Exercise directions: Your response should contain every line from the data below that holds the string "eyebrow".
START Entries provided
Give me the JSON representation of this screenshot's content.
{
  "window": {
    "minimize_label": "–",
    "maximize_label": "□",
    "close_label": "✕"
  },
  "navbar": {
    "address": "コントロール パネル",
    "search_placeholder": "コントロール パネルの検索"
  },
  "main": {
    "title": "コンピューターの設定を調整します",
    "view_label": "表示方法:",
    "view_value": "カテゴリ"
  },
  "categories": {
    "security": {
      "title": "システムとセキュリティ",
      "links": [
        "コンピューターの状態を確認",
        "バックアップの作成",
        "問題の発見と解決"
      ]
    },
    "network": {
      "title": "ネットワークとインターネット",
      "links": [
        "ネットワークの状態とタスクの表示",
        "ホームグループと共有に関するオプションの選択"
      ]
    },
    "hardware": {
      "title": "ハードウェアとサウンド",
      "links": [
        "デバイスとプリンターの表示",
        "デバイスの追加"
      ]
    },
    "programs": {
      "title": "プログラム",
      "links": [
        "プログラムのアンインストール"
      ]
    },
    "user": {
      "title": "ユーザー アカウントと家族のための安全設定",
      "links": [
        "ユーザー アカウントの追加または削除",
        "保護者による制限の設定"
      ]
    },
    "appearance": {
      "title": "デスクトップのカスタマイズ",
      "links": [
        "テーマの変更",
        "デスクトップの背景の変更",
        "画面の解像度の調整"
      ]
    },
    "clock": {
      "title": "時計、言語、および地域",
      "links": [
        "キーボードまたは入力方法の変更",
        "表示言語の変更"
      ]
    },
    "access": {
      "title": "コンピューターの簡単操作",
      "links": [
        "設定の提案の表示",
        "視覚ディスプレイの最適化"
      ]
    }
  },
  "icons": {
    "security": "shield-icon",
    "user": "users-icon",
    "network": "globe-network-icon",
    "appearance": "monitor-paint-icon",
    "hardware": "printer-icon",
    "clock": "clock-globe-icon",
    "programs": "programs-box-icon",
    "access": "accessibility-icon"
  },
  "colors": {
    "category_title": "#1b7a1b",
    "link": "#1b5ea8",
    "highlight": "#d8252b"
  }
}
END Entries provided
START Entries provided
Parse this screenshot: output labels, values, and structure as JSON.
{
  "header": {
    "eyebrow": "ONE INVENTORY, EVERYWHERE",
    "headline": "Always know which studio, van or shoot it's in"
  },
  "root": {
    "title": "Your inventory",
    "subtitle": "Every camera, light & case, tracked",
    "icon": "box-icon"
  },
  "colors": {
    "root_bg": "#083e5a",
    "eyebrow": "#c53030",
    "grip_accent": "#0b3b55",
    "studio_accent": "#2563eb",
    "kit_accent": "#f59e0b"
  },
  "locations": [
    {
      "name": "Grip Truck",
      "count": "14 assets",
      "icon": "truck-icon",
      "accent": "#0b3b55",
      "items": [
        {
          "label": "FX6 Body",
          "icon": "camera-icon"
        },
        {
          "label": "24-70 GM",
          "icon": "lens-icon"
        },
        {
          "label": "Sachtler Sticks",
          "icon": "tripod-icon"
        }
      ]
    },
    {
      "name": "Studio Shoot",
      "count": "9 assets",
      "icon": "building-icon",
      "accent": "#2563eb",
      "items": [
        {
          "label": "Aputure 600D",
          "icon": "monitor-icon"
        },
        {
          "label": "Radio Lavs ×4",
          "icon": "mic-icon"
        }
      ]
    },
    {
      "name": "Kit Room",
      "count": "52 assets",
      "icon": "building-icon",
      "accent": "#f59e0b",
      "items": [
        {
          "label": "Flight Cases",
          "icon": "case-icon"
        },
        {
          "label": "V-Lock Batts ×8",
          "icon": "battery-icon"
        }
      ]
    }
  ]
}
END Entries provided
Written reply:
    "eyebrow": "ONE INVENTORY, EVERYWHERE",
    "eyebrow": "#c53030",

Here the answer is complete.